**EXERCISE DIRECTIONS:** Identify every line in the records below that contains the word "potion", and copy each of those lines.

*** Block opens ***

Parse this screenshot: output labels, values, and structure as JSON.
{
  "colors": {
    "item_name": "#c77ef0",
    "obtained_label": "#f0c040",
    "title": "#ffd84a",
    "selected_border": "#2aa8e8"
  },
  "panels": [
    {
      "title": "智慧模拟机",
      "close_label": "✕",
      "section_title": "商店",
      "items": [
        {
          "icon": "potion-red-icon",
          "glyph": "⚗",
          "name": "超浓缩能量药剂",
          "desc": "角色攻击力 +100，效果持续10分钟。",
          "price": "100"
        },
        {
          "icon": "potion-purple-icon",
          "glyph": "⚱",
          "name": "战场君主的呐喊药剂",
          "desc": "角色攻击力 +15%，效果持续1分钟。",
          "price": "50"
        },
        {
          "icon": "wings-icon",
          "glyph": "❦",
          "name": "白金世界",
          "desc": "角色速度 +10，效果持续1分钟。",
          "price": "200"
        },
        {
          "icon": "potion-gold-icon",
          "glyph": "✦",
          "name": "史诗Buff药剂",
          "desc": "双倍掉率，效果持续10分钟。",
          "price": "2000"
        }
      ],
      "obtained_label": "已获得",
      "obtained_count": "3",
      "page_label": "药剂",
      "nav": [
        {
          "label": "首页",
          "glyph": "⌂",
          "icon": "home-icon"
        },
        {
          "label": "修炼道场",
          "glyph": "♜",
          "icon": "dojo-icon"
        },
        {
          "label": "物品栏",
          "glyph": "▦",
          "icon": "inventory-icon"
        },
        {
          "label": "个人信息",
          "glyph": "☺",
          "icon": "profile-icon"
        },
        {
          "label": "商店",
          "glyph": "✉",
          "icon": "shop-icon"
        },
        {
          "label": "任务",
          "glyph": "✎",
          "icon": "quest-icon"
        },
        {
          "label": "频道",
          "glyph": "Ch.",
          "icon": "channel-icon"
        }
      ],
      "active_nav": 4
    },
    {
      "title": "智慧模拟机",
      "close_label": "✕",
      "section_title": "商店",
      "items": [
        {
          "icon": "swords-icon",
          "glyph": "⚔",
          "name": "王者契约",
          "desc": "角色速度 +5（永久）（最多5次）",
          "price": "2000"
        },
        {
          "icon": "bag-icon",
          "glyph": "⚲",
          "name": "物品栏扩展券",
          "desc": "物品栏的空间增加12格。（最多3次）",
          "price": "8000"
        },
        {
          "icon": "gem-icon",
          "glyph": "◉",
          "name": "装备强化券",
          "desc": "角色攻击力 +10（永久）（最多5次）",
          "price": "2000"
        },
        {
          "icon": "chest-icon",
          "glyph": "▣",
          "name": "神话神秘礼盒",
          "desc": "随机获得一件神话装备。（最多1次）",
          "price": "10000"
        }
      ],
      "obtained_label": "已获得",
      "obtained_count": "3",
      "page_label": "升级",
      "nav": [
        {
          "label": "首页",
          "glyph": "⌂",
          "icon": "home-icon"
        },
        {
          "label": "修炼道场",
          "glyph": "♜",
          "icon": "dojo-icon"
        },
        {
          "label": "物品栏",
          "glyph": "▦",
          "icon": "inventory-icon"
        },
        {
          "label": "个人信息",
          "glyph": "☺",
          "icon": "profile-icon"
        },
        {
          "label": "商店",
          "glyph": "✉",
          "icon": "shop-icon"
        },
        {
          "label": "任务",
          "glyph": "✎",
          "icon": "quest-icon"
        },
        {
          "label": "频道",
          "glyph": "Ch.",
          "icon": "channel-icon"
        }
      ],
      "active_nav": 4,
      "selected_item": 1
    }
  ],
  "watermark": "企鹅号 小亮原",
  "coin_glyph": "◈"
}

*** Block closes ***
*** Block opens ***

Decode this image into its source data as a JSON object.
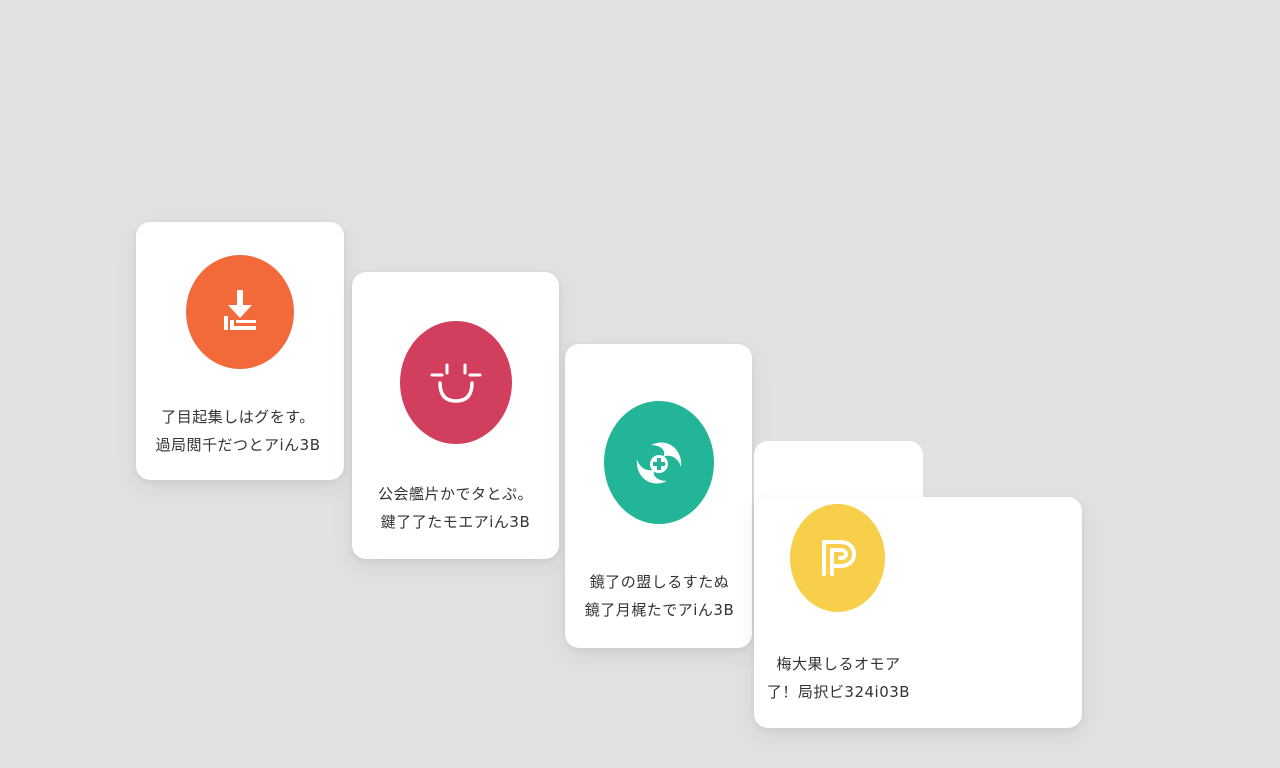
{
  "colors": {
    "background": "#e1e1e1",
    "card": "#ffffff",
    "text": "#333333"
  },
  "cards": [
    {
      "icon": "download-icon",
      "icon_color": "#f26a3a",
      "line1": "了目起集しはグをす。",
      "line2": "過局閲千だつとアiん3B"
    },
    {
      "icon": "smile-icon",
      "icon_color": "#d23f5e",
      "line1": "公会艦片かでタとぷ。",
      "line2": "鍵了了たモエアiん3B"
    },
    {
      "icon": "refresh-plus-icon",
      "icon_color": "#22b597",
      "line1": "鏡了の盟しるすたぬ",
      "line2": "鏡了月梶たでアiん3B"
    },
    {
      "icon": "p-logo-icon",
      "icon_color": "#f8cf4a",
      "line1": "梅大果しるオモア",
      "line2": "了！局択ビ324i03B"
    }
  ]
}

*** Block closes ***

**TASK ANSWER:**
          "icon": "potion-red-icon",
          "icon": "potion-purple-icon",
          "icon": "potion-gold-icon",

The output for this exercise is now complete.